Q: What do you enjoy most about Claroty’s work culture?

I really enjoy working with people who have different life experiences and professional backgrounds. Collaborating with my colleagues—or even just having conversations with them—always leaves me with a different perspective that enriches my own point of view.

Q: You recently graduated from the Open University of Israel with a degree in computer science. Any advice for those juggling school with a full-time job?

Don’t do it!

Just kidding. I think the three most important pieces of advices I can give are:

  1. Manage your time like crazy. You need to be super organized about all of your duties at the university and at work to ensure nothing falls through the cracks. When you have such little spare time, it’s hard to get back on track if you fall behind, so avoid falling behind in the first place. Schedule everything on your calendar—it really helps.
  2. Manage expectations with your team lead regarding the work-studies balance, and notify them in advance of exams if you’ll need time off to study. That way, they’ll have plenty of time to plan accordingly.
  3. Don’t forget to take a break every once in a while, and have a night off for family, friends, and hobbies. This will help you avoid burnout.
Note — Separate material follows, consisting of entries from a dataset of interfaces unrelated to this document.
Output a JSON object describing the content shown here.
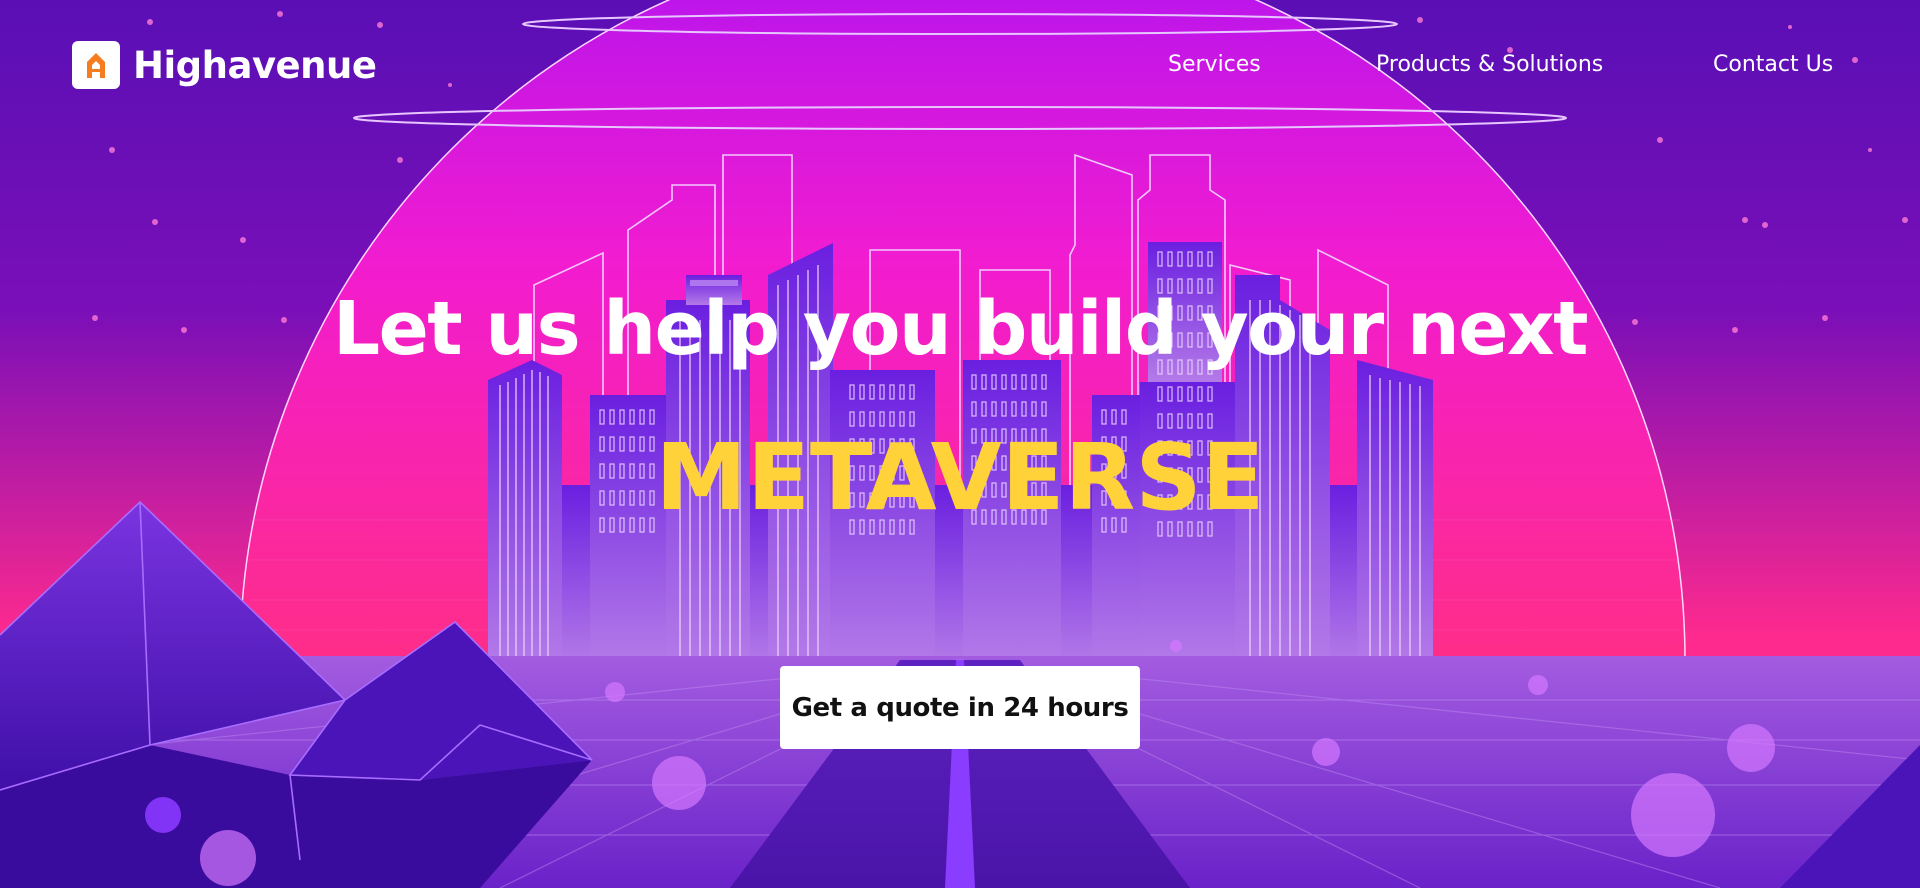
{
  "brand": {
    "name": "Highavenue",
    "logo_icon": "highavenue-logo-icon",
    "logo_color": "#f57c1f"
  },
  "nav": {
    "items": [
      {
        "label": "Services"
      },
      {
        "label": "Products & Solutions"
      },
      {
        "label": "Contact Us"
      }
    ]
  },
  "hero": {
    "headline": "Let us help you build your next",
    "highlight": "METAVERSE",
    "cta_label": "Get a quote in 24 hours",
    "background": "synthwave-city-illustration"
  },
  "colors": {
    "sky_top": "#5a0fb5",
    "sun_top": "#b114f0",
    "sun_bottom": "#ff2a8e",
    "highlight_text": "#ffd23a",
    "cta_background": "#ffffff",
    "cta_text": "#111111"
  }
}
Q: What advice do you have for computer science students struggling to find their niche?

First of all, remember that those who are truly great at their job are those who love doing it. It’s also important to identify your strengths and consider how you can translate those skills into your future work.
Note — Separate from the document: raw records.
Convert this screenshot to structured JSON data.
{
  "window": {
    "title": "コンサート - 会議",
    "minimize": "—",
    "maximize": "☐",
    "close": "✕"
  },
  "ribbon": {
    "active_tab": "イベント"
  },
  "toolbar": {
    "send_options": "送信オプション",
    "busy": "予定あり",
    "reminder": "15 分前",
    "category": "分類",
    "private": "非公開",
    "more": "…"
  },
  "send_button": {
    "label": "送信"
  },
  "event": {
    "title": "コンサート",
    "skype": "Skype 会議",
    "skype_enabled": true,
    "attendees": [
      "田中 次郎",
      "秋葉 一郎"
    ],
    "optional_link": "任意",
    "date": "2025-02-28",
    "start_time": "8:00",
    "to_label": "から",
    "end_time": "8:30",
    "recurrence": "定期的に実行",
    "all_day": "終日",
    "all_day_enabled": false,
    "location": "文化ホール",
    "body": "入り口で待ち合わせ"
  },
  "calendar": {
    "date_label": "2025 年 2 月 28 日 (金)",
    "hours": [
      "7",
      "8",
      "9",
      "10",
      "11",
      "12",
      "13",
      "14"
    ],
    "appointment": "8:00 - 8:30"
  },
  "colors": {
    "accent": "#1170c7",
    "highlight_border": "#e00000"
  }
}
It’s easy to get lost within all the possibilities, but try not to rule something out before you’ve really tried it. Take courses in subjects that interest you, or simply start reading about them and study independently. Then, start narrowing down your options by eliminating subjects you found no interest in. And when you do find your niche, remember that your work is not done. You need to grow within it. There is always more to learn.

Q: How have you been staying sane in quarantine?
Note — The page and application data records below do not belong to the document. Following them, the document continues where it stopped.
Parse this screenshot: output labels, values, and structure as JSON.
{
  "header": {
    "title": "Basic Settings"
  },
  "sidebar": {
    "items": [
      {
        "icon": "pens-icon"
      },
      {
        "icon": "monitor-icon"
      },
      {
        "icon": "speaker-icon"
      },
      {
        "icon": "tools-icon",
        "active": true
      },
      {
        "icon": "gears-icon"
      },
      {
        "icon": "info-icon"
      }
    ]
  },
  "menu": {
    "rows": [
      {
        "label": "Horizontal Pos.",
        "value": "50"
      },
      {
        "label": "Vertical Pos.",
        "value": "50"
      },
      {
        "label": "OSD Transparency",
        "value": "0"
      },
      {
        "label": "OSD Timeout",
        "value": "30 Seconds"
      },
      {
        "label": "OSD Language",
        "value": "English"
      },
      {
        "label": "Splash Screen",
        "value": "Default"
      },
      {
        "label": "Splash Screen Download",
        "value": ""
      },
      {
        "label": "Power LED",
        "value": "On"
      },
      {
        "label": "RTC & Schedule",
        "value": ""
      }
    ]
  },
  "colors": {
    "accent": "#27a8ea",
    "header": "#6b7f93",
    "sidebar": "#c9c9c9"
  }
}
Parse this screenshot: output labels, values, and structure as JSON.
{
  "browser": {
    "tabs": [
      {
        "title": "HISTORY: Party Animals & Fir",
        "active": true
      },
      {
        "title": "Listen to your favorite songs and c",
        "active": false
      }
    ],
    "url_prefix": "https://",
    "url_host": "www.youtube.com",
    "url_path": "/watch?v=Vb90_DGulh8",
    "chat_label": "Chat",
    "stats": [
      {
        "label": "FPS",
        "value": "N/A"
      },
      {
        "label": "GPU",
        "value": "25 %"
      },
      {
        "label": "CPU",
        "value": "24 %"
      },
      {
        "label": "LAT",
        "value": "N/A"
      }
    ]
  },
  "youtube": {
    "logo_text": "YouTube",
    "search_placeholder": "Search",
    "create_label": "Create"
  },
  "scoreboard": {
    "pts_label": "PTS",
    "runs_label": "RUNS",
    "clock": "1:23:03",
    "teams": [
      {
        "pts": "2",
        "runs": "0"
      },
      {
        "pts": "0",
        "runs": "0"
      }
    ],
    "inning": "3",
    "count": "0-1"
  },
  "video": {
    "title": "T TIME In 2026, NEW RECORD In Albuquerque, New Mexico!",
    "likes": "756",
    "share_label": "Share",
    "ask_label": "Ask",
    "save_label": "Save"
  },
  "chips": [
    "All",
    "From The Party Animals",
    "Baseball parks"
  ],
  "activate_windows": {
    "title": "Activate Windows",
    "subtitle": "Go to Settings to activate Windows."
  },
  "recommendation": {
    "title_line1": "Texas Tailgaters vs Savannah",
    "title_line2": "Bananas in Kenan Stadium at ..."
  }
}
Zoom meetings with family and friends have been a huge help! I’ve also been trying new wines and keeping myself entertained with TV, cooking, and baking—and also working on finishing my degree, which I finally completed this month! When you are busy, it becomes easier.

Q: Have you developed any new hobbies or habits that you’d like to share?

I started doing yoga, and waking up even earlier to do some more reading. I’ve also tried a ton of cookie dough recipes. I’m still trying to find the best cookie dough ever, but this is still an ongoing quest.

Q: Do you have any tips for staying productive while working from home?

Maintain the routine you had as if you were going to the office. Waking up at the same time every day and never staying in your pajamas is a good start. Making time for workouts and taking breaks is really important. On the Claroty Research Team, we’ve kept doing our regular coffee breaks together via Zoom, and that’s been really helpful as well.

Q: What’s a fun fact about you many people may not know?

I’m obsessed with bubble wrap! Luckily, I recently moved to a new place, so I’m stocked up on it.

Q: When we’re able to safely travel again, what’s the first place you’d like to go?

There are so many places I want to go to! I had a scuba diving trip in the Maldives planned with some friends, but we had to cancel it because of COVID-19. So either a good scuba diving destination, or Argentina, which was supposed to be my post-degree vacation.

Q: You’re based in Israel. Do you have any favorite attractions/sites/nature/etc you recommend everyone should check out when visiting your country?

When talking about food—because obviously, food is an attraction—definitely visit Tel Aviv and Jerusalem, which have great restaurants and amazing food tours in the markets. If you are into nature and love greenery, visit Golan Heights and Galilee. Amazing views, waterfalls and lakes, and also lots of wineries. For desert views, check out Makhtesh Ramon.